Twenty-three senior Communist Party members have published a letter calling for sweeping reforms of China's media censorship policies. "Our core demand is that the system of censorship be dismantled in favor of a system of legal responsibility," the letter said, according to an English translation by Hong Kong University's China Media Project. Widely distributed by e-mail and posted on the Sina news portal, the letter started appearing on Monday, according to news reports. Titled "Concerning the Current State of Freedom of Speech and Press in Our Country," the letter is signed in large part by retired party elders, many of whom held ranking positions in the media.
The letter may be an incarnation of a gradual movement toward greater media freedom in China. The prominent journalist Li Datong, who edited the China Youth Daily supplement Freezing Point until his 2006 dismissal over a controversial article, calls it a "drip by drip" progression. In May 2007, Li addressed the Society of Publishers in Asia on the future of Chinese news media. As with this week's letter from party elders, Li's speech is important reading for anyone interested in journalism in China. Here is an excerpt:
Chinese media are evolving. They are in the process, as we say in Chinese, of 'tunneling through stone drip by drip.' This evolution may, perhaps, lack dramatic action. It may not command attention. But as someone who has participated in and observed this evolution, I know it is real, and that it cannot easily be reversed. Don't get me wrong. The traditional system of media controls in China grinds on. Many of the most important political topics in contemporary China cannot be talked about openly. News that authorities deem harmful to the legitimacy of their rule is suppressed.

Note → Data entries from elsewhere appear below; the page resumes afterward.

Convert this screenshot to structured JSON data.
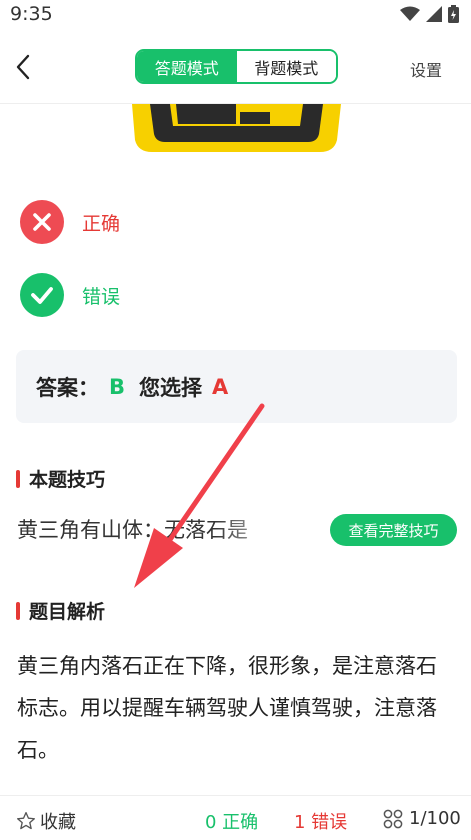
{
  "status_bar": {
    "time": "9:35"
  },
  "nav": {
    "mode_tabs": [
      "答题模式",
      "背题模式"
    ],
    "active_tab": "答题模式",
    "settings_label": "设置"
  },
  "options": [
    {
      "label": "正确",
      "icon": "wrong-mark-icon",
      "label_color": "#e53935"
    },
    {
      "label": "错误",
      "icon": "check-mark-icon",
      "label_color": "#18c06b"
    }
  ],
  "answer": {
    "answer_label": "答案：",
    "answer_value": "B",
    "choice_label": "您选择",
    "choice_value": "A"
  },
  "tips": {
    "title": "本题技巧",
    "text": "黄三角有山体：无落石是",
    "button_label": "查看完整技巧"
  },
  "analysis": {
    "title": "题目解析",
    "text": "黄三角内落石正在下降，很形象，是注意落石标志。用以提醒车辆驾驶人谨慎驾驶，注意落石。"
  },
  "bottom_bar": {
    "favorite_label": "收藏",
    "correct_label": "0 正确",
    "wrong_label": "1 错误",
    "progress_label": "1/100",
    "progress_current": 1,
    "progress_total": 100
  },
  "colors": {
    "accent_green": "#18c06b",
    "error_red": "#e53935",
    "sign_yellow": "#f7d000"
  }
}
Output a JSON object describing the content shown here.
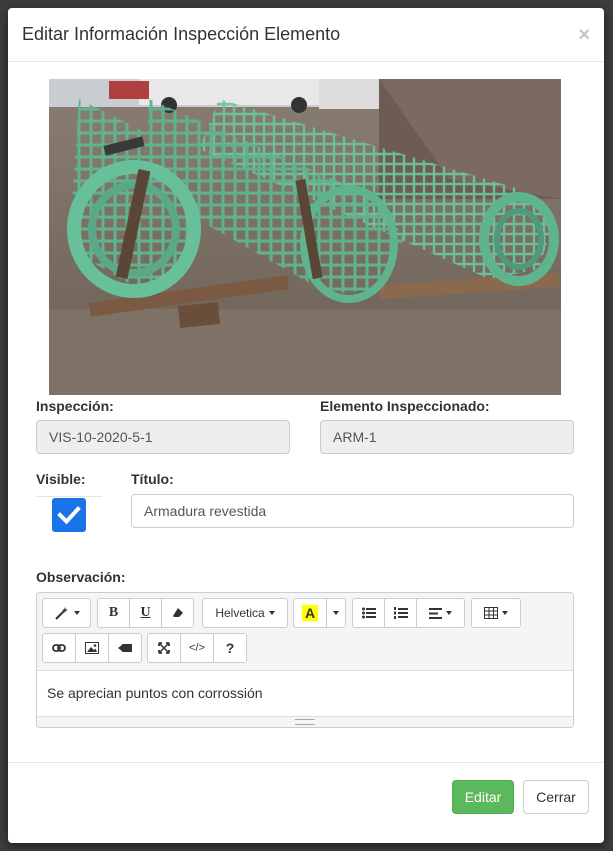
{
  "modal": {
    "title": "Editar Información Inspección Elemento",
    "close_symbol": "×"
  },
  "form": {
    "inspeccion_label": "Inspección:",
    "inspeccion_value": "VIS-10-2020-5-1",
    "elemento_label": "Elemento Inspeccionado:",
    "elemento_value": "ARM-1",
    "visible_label": "Visible:",
    "visible_checked": true,
    "titulo_label": "Título:",
    "titulo_value": "Armadura revestida",
    "observacion_label": "Observación:",
    "observacion_text": "Se aprecian puntos con corrossión"
  },
  "editor_toolbar": {
    "font_name": "Helvetica",
    "bold": "B",
    "underline": "U",
    "color_letter": "A",
    "code": "</>",
    "help": "?"
  },
  "footer": {
    "edit_label": "Editar",
    "close_label": "Cerrar"
  },
  "colors": {
    "primary_check": "#1a73e8",
    "success": "#5cb85c",
    "highlight": "#ffff00"
  }
}
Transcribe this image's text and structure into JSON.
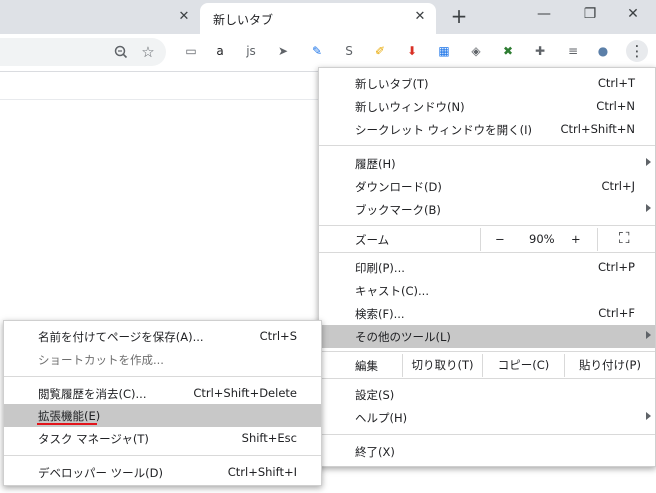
{
  "tabs": {
    "active_title": "新しいタブ",
    "close_glyph": "✕",
    "new_tab_glyph": "+"
  },
  "window_controls": {
    "minimize": "—",
    "maximize": "❐",
    "close": "✕"
  },
  "toolbar": {
    "zoom_icon": "zoom-icon",
    "star_glyph": "☆",
    "extensions": [
      {
        "name": "ext-page-icon",
        "glyph": "▭",
        "color": "#5f6368"
      },
      {
        "name": "ext-amazon-icon",
        "glyph": "a",
        "color": "#202124"
      },
      {
        "name": "ext-js-icon",
        "glyph": "js",
        "color": "#5f6368"
      },
      {
        "name": "ext-cursor-icon",
        "glyph": "➤",
        "color": "#5f6368"
      },
      {
        "name": "ext-eyedropper-icon",
        "glyph": "✎",
        "color": "#1a73e8"
      },
      {
        "name": "ext-skype-icon",
        "glyph": "S",
        "color": "#5f6368"
      },
      {
        "name": "ext-note-icon",
        "glyph": "✐",
        "color": "#e8a800"
      },
      {
        "name": "ext-download-icon",
        "glyph": "⬇",
        "color": "#d93025"
      },
      {
        "name": "ext-calendar-icon",
        "glyph": "▦",
        "color": "#1a73e8"
      },
      {
        "name": "ext-tag-icon",
        "glyph": "◈",
        "color": "#5f6368"
      },
      {
        "name": "ext-cross-icon",
        "glyph": "✖",
        "color": "#2e7d32"
      },
      {
        "name": "ext-puzzle-icon",
        "glyph": "✚",
        "color": "#5f6368"
      },
      {
        "name": "ext-playlist-icon",
        "glyph": "≡",
        "color": "#5f6368"
      },
      {
        "name": "ext-avatar-icon",
        "glyph": "●",
        "color": "#5b7fa8"
      },
      {
        "name": "ext-kebab-icon",
        "glyph": "⋮",
        "color": "#3c4043"
      }
    ]
  },
  "main_menu": {
    "new_tab": {
      "label": "新しいタブ(T)",
      "shortcut": "Ctrl+T"
    },
    "new_window": {
      "label": "新しいウィンドウ(N)",
      "shortcut": "Ctrl+N"
    },
    "incognito": {
      "label": "シークレット ウィンドウを開く(I)",
      "shortcut": "Ctrl+Shift+N"
    },
    "history": {
      "label": "履歴(H)"
    },
    "downloads": {
      "label": "ダウンロード(D)",
      "shortcut": "Ctrl+J"
    },
    "bookmarks": {
      "label": "ブックマーク(B)"
    },
    "zoom": {
      "label": "ズーム",
      "minus": "−",
      "value": "90%",
      "plus": "+",
      "fullscreen": "⛶"
    },
    "print": {
      "label": "印刷(P)...",
      "shortcut": "Ctrl+P"
    },
    "cast": {
      "label": "キャスト(C)..."
    },
    "find": {
      "label": "検索(F)...",
      "shortcut": "Ctrl+F"
    },
    "more_tools": {
      "label": "その他のツール(L)"
    },
    "edit": {
      "label": "編集",
      "cut": "切り取り(T)",
      "copy": "コピー(C)",
      "paste": "貼り付け(P)"
    },
    "settings": {
      "label": "設定(S)"
    },
    "help": {
      "label": "ヘルプ(H)"
    },
    "exit": {
      "label": "終了(X)"
    }
  },
  "sub_menu": {
    "save_page": {
      "label": "名前を付けてページを保存(A)...",
      "shortcut": "Ctrl+S"
    },
    "create_shortcut": {
      "label": "ショートカットを作成..."
    },
    "clear_history": {
      "label": "閲覧履歴を消去(C)...",
      "shortcut": "Ctrl+Shift+Delete"
    },
    "extensions": {
      "label": "拡張機能(E)"
    },
    "task_manager": {
      "label": "タスク マネージャ(T)",
      "shortcut": "Shift+Esc"
    },
    "dev_tools": {
      "label": "デベロッパー ツール(D)",
      "shortcut": "Ctrl+Shift+I"
    }
  },
  "colors": {
    "highlight": "#c8c8c8",
    "underline": "#e2141a"
  }
}
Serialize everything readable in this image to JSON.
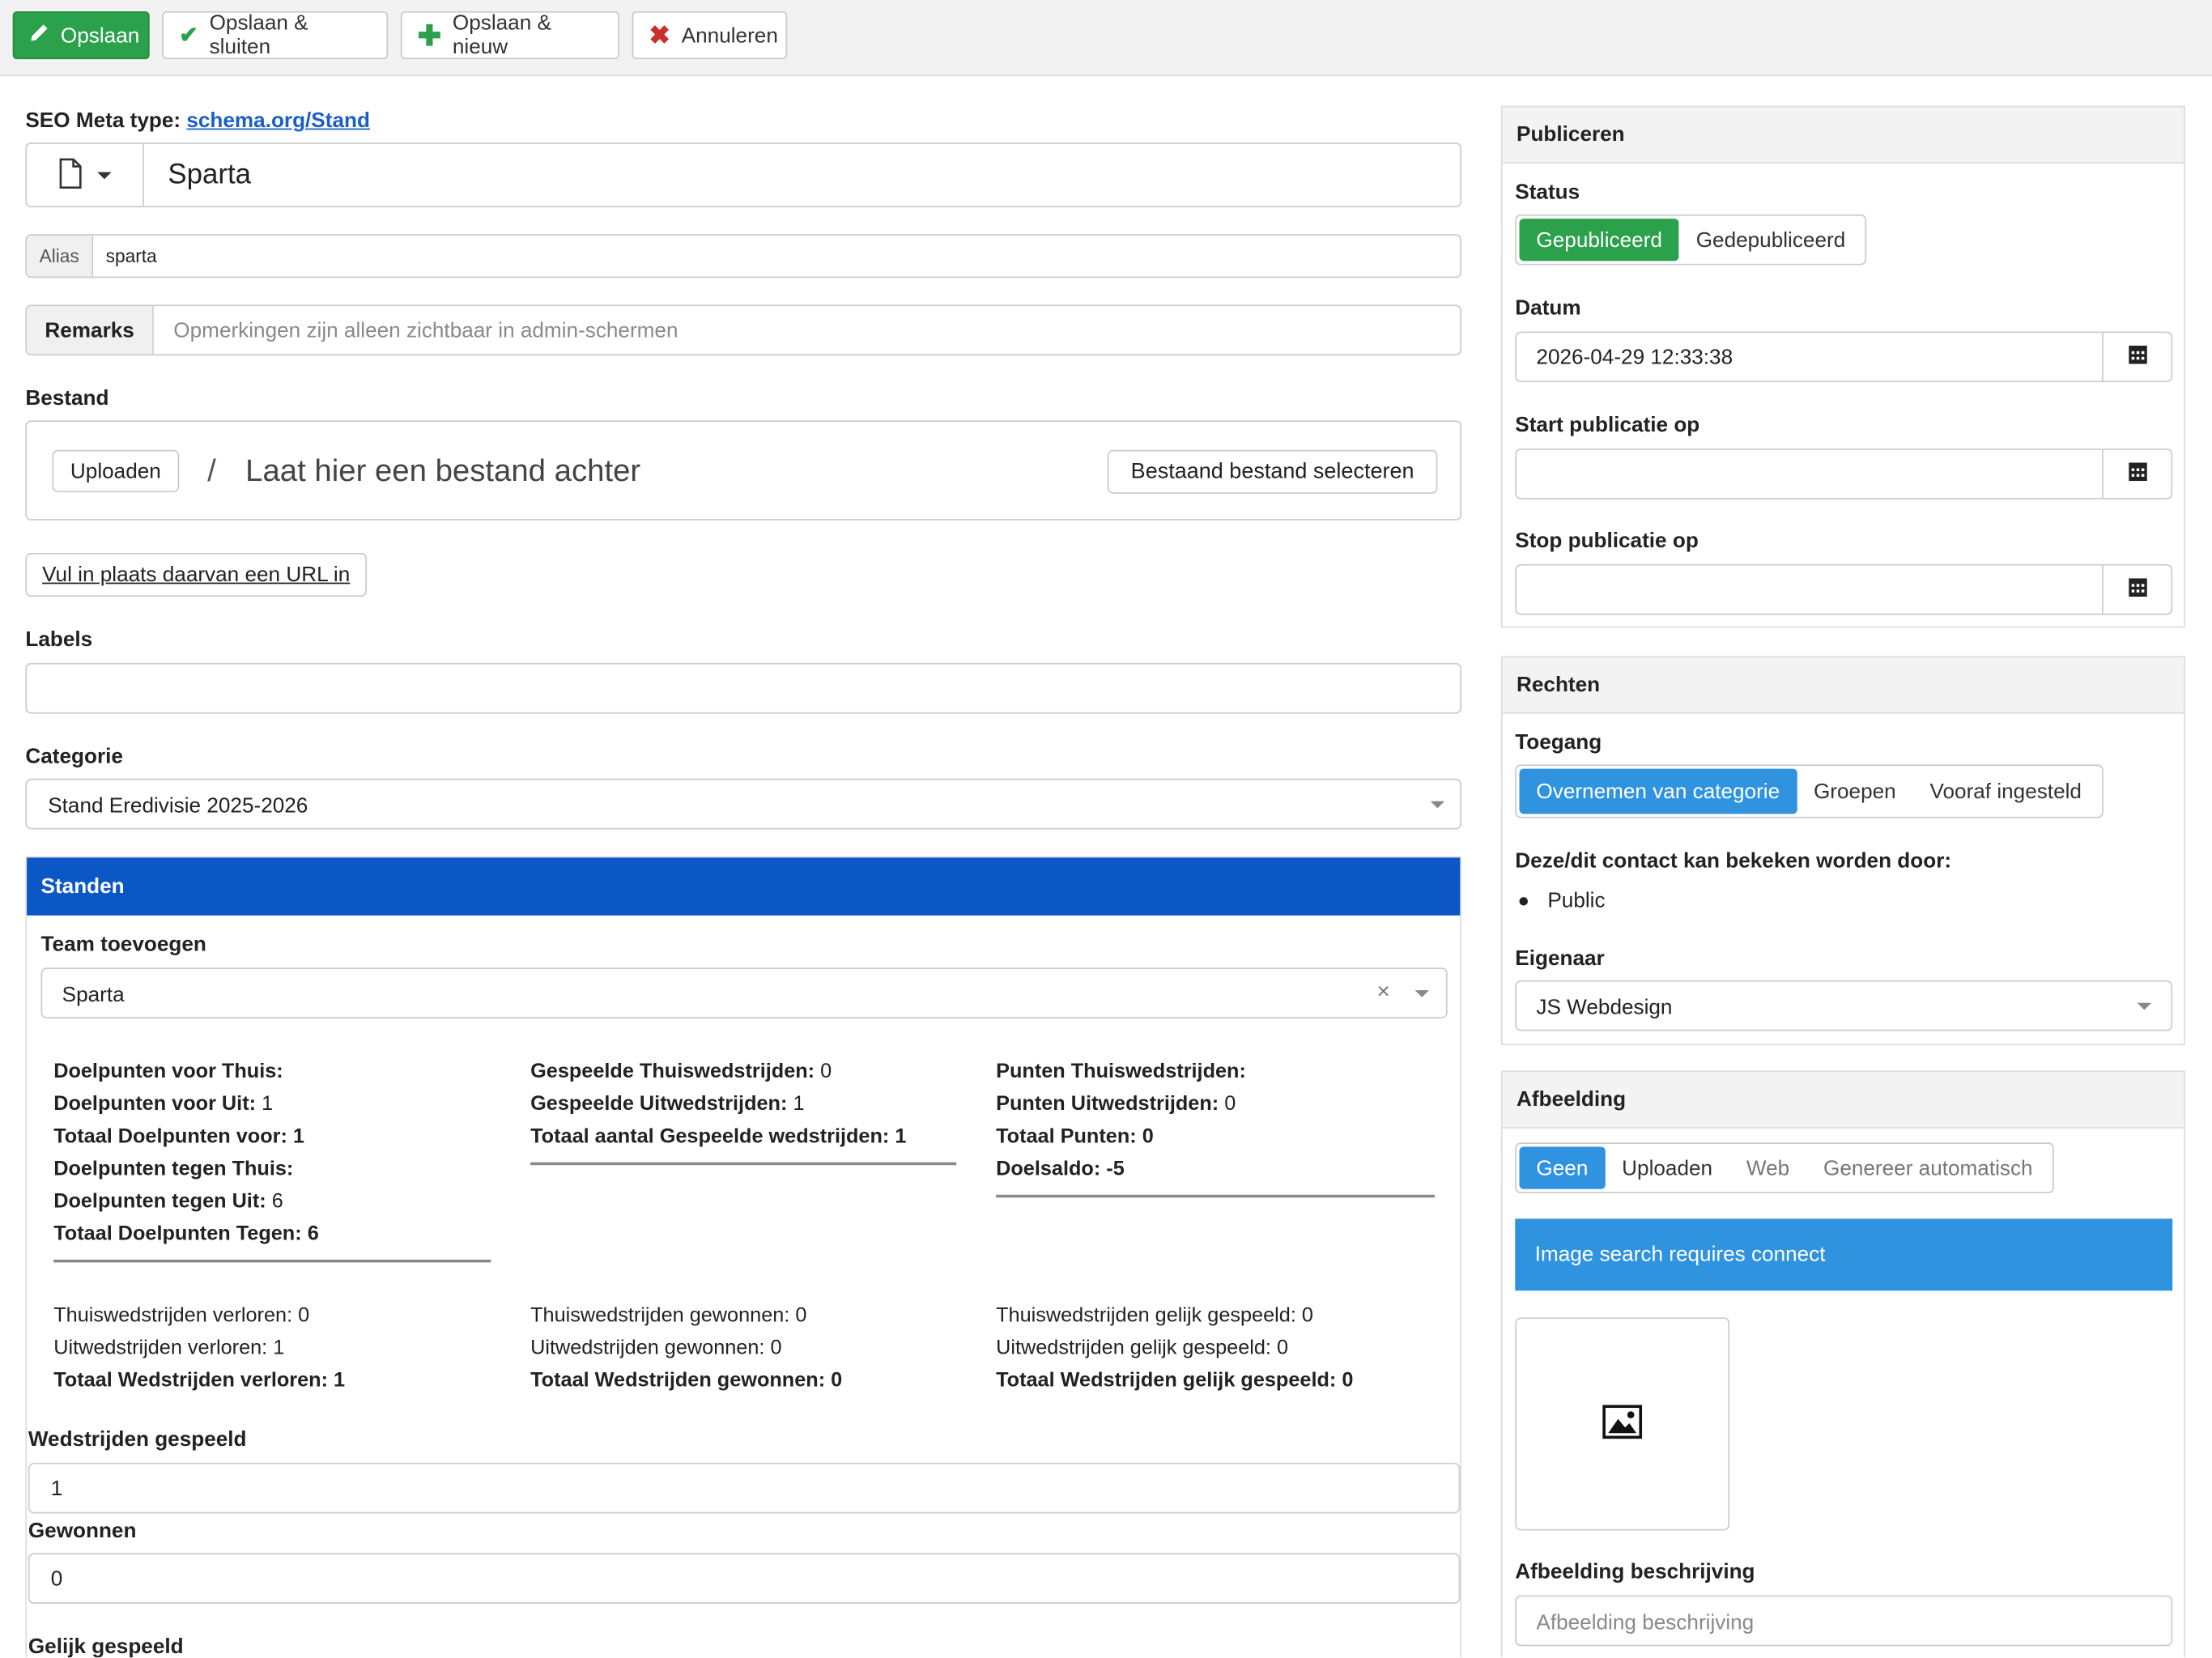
{
  "toolbar": {
    "save": "Opslaan",
    "save_close": "Opslaan & sluiten",
    "save_new": "Opslaan & nieuw",
    "cancel": "Annuleren"
  },
  "seo": {
    "label": "SEO Meta type:",
    "link": "schema.org/Stand"
  },
  "title_value": "Sparta",
  "alias": {
    "label": "Alias",
    "value": "sparta"
  },
  "remarks": {
    "label": "Remarks",
    "placeholder": "Opmerkingen zijn alleen zichtbaar in admin-schermen"
  },
  "file": {
    "label": "Bestand",
    "upload": "Uploaden",
    "slash": "/",
    "drop": "Laat hier een bestand achter",
    "select_existing": "Bestaand bestand selecteren",
    "url_button": "Vul in plaats daarvan een URL in"
  },
  "labels_label": "Labels",
  "category": {
    "label": "Categorie",
    "value": "Stand Eredivisie 2025-2026"
  },
  "standen": {
    "header": "Standen",
    "team_label": "Team toevoegen",
    "team_value": "Sparta",
    "clear": "×",
    "col1": [
      {
        "k": "Doelpunten voor Thuis:",
        "v": ""
      },
      {
        "k": "Doelpunten voor Uit:",
        "v": "1"
      },
      {
        "k": "Totaal Doelpunten voor:",
        "v": "1",
        "bold": true
      },
      {
        "k": "Doelpunten tegen Thuis:",
        "v": ""
      },
      {
        "k": "Doelpunten tegen Uit:",
        "v": "6"
      },
      {
        "k": "Totaal Doelpunten Tegen:",
        "v": "6",
        "bold": true
      }
    ],
    "col2": [
      {
        "k": "Gespeelde Thuiswedstrijden:",
        "v": "0"
      },
      {
        "k": "Gespeelde Uitwedstrijden:",
        "v": "1"
      },
      {
        "k": "Totaal aantal Gespeelde wedstrijden:",
        "v": "1",
        "bold": true
      }
    ],
    "col3": [
      {
        "k": "Punten Thuiswedstrijden:",
        "v": ""
      },
      {
        "k": "Punten Uitwedstrijden:",
        "v": "0"
      },
      {
        "k": "Totaal Punten:",
        "v": "0",
        "bold": true
      },
      {
        "k": "Doelsaldo:",
        "v": "-5",
        "bold": true
      }
    ],
    "res1": [
      "Thuiswedstrijden verloren: 0",
      "Uitwedstrijden verloren: 1",
      "Totaal Wedstrijden verloren: 1"
    ],
    "res2": [
      "Thuiswedstrijden gewonnen: 0",
      "Uitwedstrijden gewonnen: 0",
      "Totaal Wedstrijden gewonnen: 0"
    ],
    "res3": [
      "Thuiswedstrijden gelijk gespeeld: 0",
      "Uitwedstrijden gelijk gespeeld: 0",
      "Totaal Wedstrijden gelijk gespeeld: 0"
    ]
  },
  "fields": {
    "played_label": "Wedstrijden gespeeld",
    "played_value": "1",
    "won_label": "Gewonnen",
    "won_value": "0",
    "draw_label": "Gelijk gespeeld"
  },
  "publish": {
    "header": "Publiceren",
    "status_label": "Status",
    "status_on": "Gepubliceerd",
    "status_off": "Gedepubliceerd",
    "date_label": "Datum",
    "date_value": "2026-04-29 12:33:38",
    "start_label": "Start publicatie op",
    "stop_label": "Stop publicatie op"
  },
  "rights": {
    "header": "Rechten",
    "access_label": "Toegang",
    "access_opts": [
      "Overnemen van categorie",
      "Groepen",
      "Vooraf ingesteld"
    ],
    "viewers_label": "Deze/dit contact kan bekeken worden door:",
    "viewer": "Public",
    "owner_label": "Eigenaar",
    "owner_value": "JS Webdesign"
  },
  "image": {
    "header": "Afbeelding",
    "opts": [
      "Geen",
      "Uploaden",
      "Web",
      "Genereer automatisch"
    ],
    "banner": "Image search requires connect",
    "desc_label": "Afbeelding beschrijving",
    "desc_placeholder": "Afbeelding beschrijving"
  },
  "colors": {
    "green": "#2aa14a",
    "blue_header": "#0c57c6",
    "blue_btn": "#2f93e0",
    "red": "#c9302c"
  },
  "icons": [
    "pencil-icon",
    "check-icon",
    "plus-icon",
    "x-icon",
    "document-icon",
    "calendar-icon",
    "image-icon",
    "chevron-down-icon",
    "clear-icon"
  ]
}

The power and legitimacy of China's censors have already been questioned publicly, and actions to close newspapers or ban books have met with an unprecedented degree of public resistance, forcing compromise on the part of authorities. This should make us feel encouraged. I believe the yearning for freedom of speech in China has never been more powerful than it is today. If journalists in China persist in upholding their professional conscience, if they work tenaciously to expand the space for truth, I believe the day when we truly enjoy freedom of expression in China, as guaranteed in our constitution, will not tarry much longer.
This week's letter from party members comes just as the government suppressed news that human rights activist Liu Xiaobo had been awarded the Nobel Peace Prize. Analysts such as the China Media Project's David Bandurski say the letter is not likely connected to the Nobel Prize.
But there is interesting symmetry.
News of Liu's award remains all but excised
from official media, as we noted in our alert on October 8. Liu, 54,was arrested in , the
day before he and a group of academics published , a
manifesto that demanded civil liberties, judicial independence, and the end to
the Communist Party's hold on state power.
But there is interesting symmetry. News of Liu's award remains all but excised from official media, as we noted in our alert on October 8. Liu, 54,was arrested in , the day before he and a group of academics published , a manifesto that demanded civil liberties, judicial independence, and the end to the Communist Party's hold on state power.